Hartmaier: We have around 80 scientists in all different fields – engineers, physicists, chemists, mathematicians. There is a lot of fluctuation, because many of our scientists are doctoral candidates working on developing and implementing new industrial methods.
Pretorius: Then there are our colleagues working for research partners and groups and our colleagues at the data center in Jülich who run the mainframe that make our complex calculations possible.
How do you keep everyone involved in the project up-to-date?
There are weekly meetings for each project and all of the employees get together for closed meetings three days a year. We also hold an annual Advanced Discussion in which we invite industrial partners and international guests to hold lectures and discuss current worldwide trends and findings with one another.
Partners such as Bosch, Bayer, and Salzgitter are normally our competitors, but here everyone works together. How does that work?
Pretorius: If companies want to get ahead when it comes to basic research, they have to work together. It is far too difficult to do it alone. Companies can achieve more when they cooperate – you can see that with the EU-sponsored projects.
Hartmaier: Cooperation has a long, honored tradition in academia. Here the mutual interest in a subject seems to be more important than the competitive thinking.
You are probably required to show that the money is being spent in the right ways. Is that correct?
Hartmaier: On a political level, industrial and scientific partners are all in the same boat. We know that innovation in Germany is strongly connected with materials technology and materials sciences, but this rarely results in the kind of sponsorship that pays for those innovations.
Pretorius: It’s rare that an entirely new material gets discovered. More often than not the focus lies on optimizing existing materials rather than developing new ones. However, all of these small changes have an enormous effect overall.

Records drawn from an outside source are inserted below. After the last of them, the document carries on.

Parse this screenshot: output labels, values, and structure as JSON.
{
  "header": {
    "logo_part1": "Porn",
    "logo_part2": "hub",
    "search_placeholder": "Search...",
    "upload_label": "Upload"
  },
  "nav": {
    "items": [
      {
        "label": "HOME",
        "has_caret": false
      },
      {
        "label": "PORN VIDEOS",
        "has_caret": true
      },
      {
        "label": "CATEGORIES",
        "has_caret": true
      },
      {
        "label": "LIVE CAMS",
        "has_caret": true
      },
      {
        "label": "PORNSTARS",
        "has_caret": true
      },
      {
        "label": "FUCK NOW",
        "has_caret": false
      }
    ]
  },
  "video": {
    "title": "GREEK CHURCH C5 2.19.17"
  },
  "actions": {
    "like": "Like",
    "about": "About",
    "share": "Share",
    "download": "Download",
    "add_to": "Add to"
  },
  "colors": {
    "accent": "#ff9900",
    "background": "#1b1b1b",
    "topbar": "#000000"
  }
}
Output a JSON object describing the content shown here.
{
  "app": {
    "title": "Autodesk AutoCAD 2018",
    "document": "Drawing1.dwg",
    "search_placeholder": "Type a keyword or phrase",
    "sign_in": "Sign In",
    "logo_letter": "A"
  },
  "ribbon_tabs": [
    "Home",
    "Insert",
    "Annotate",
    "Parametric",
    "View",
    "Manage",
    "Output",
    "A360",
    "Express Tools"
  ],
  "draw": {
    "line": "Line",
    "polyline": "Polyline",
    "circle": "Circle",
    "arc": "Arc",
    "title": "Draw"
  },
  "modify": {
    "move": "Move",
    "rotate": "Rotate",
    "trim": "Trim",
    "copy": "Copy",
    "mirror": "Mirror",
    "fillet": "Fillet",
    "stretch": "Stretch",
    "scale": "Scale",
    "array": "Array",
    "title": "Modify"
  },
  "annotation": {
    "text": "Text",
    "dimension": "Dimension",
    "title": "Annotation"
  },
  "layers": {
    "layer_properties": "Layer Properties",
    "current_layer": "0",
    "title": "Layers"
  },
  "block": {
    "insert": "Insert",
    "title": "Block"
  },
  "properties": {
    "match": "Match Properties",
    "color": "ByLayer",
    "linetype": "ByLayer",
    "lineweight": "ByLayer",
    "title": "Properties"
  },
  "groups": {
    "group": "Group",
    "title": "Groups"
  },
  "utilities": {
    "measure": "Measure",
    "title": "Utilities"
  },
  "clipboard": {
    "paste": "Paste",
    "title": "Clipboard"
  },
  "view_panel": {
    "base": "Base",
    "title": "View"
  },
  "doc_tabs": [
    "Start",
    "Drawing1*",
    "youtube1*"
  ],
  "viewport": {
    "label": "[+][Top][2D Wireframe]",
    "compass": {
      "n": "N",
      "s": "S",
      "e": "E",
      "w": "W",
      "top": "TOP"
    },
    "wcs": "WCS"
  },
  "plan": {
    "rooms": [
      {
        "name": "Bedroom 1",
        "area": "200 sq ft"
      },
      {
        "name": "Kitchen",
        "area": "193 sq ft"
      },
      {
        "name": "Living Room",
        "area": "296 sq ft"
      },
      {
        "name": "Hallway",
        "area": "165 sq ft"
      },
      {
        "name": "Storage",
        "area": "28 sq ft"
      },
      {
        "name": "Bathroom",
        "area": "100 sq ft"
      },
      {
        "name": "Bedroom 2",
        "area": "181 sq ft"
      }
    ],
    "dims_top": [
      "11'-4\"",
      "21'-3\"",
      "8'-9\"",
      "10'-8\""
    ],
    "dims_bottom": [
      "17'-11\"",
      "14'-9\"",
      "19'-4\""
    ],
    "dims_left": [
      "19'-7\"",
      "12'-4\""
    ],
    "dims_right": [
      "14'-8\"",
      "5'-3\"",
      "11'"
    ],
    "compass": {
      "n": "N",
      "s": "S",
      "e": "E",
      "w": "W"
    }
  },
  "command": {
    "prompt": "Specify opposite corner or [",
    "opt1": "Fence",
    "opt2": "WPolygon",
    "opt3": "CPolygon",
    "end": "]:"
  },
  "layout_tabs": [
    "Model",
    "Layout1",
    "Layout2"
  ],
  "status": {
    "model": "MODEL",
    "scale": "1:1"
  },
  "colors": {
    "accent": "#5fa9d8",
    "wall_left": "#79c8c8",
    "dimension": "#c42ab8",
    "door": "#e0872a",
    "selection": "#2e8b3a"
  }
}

Hartmaier: Take the touchscreen for example. Optimizing the material glass was what made it possible to unlock what would end up being revolutionary innovations in smartphone and tablet technology.

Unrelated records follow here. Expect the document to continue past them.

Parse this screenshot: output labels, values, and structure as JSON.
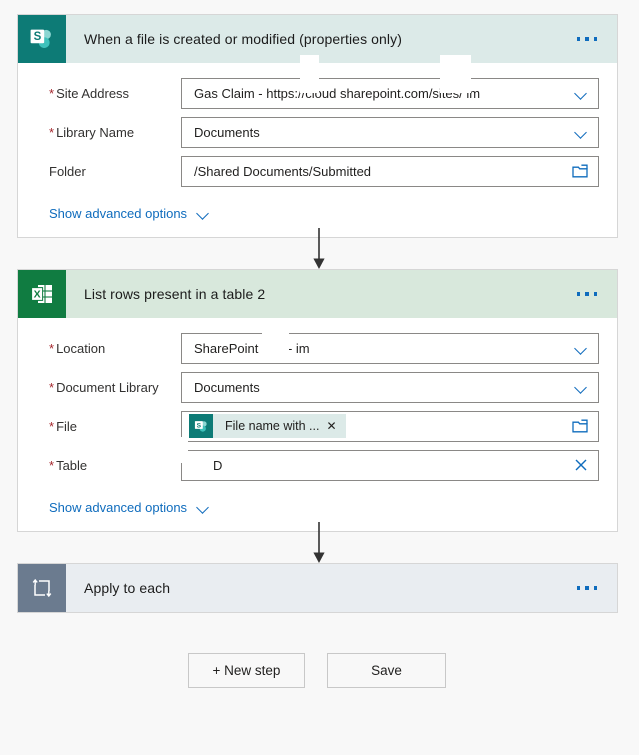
{
  "page": {
    "background": "#f8f8f8"
  },
  "cards": [
    {
      "name": "when-a-file-is-created-or-modified",
      "title": "When a file is created or modified (properties only)",
      "icon": "sharepoint-icon",
      "icon_bg": "#0d7b76",
      "header_bg": "#dceae8",
      "more_label": "•••",
      "fields": [
        {
          "label": "Site Address",
          "required": true,
          "value": "Gas Claim - https://cloud         sharepoint.com/sites/          im",
          "control": "dropdown-chevron"
        },
        {
          "label": "Library Name",
          "required": true,
          "value": "Documents",
          "control": "dropdown-chevron"
        },
        {
          "label": "Folder",
          "required": false,
          "value": "/Shared Documents/Submitted",
          "control": "folder-picker"
        }
      ],
      "advanced_label": "Show advanced options"
    },
    {
      "name": "list-rows-present-in-a-table-2",
      "title": "List rows present in a table 2",
      "icon": "excel-icon",
      "icon_bg": "#107c41",
      "header_bg": "#d8e8dc",
      "more_label": "•••",
      "fields": [
        {
          "label": "Location",
          "required": true,
          "value": "SharePoint Site -        im",
          "control": "dropdown-chevron"
        },
        {
          "label": "Document Library",
          "required": true,
          "value": "Documents",
          "control": "dropdown-chevron"
        },
        {
          "label": "File",
          "required": true,
          "value": "",
          "control": "folder-picker",
          "chip": {
            "label": "File name with ...",
            "remove": "✕",
            "icon": "sharepoint-icon"
          }
        },
        {
          "label": "Table",
          "required": true,
          "value": "D",
          "control": "clear-x"
        }
      ],
      "advanced_label": "Show advanced options"
    },
    {
      "name": "apply-to-each",
      "title": "Apply to each",
      "icon": "loop-icon",
      "icon_bg": "#6b7b8f",
      "header_bg": "#e9edf1",
      "more_label": "•••",
      "fields": [],
      "advanced_label": ""
    }
  ],
  "footer": {
    "new_step_label": "+ New step",
    "save_label": "Save"
  },
  "colors": {
    "accent_blue": "#0f6cbd",
    "required_red": "#a4262c",
    "sharepoint_teal": "#0d7b76",
    "excel_green": "#107c41",
    "loop_slate": "#6b7b8f",
    "page_bg": "#f8f8f8"
  }
}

What kind of benefits do your findings have for society as a whole?
Pretorius: Improving materials helps to improve the properties of components. This can lead to lighter-weight vehicles and reduce CO2 emissions. At the same time, we can have a positive effect on the environmental properties of future materials and optimizing production processes normally helps to reduce costs.
Hartmaier: And naturally the education at the university itself. When we put qualified people on the market who can understand and use cutting-edge computer simulations, that is good for society.

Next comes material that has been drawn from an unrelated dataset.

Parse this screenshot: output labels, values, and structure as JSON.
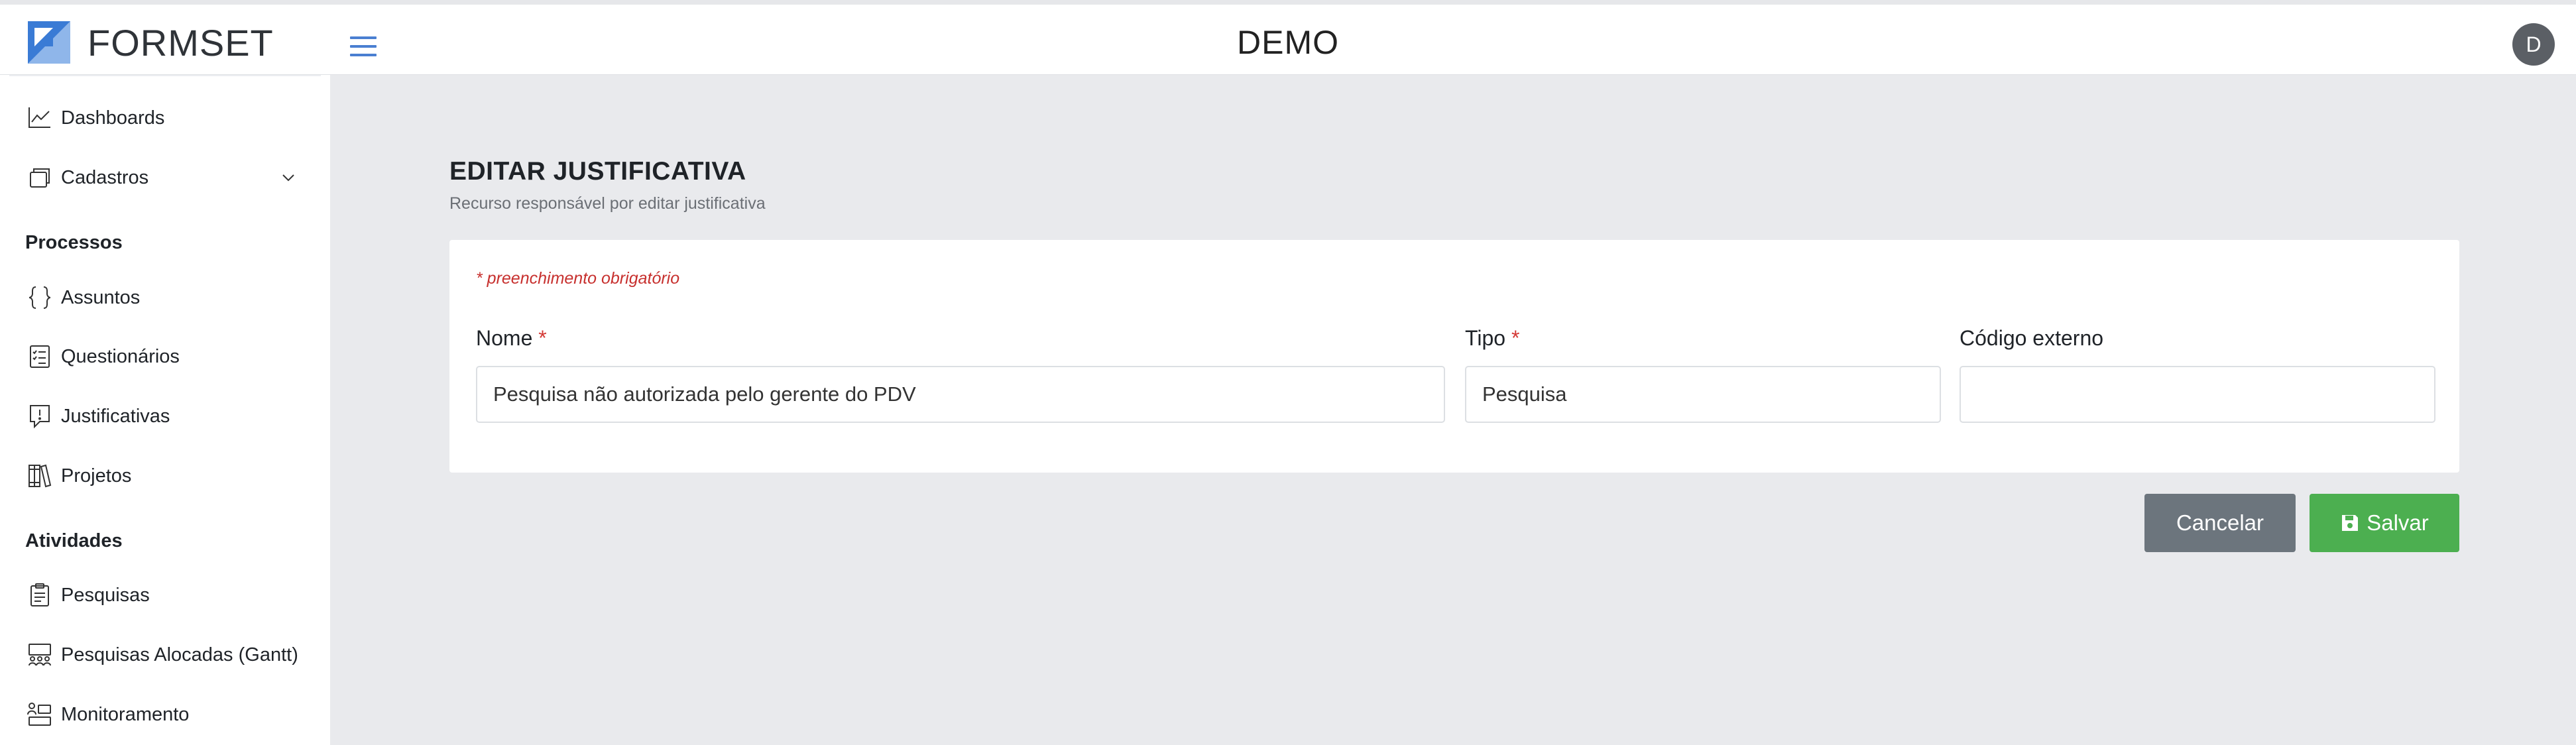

Will all materials be developed on computers in the future?
Hartmaier: I think that is and will remain science fiction. We need both labor and modeling to get the job done. The combination allows us to reach a new level and means that we can understand both the materials and their processes better. We are simply moving away from research based on experience and moving toward research based on knowledge.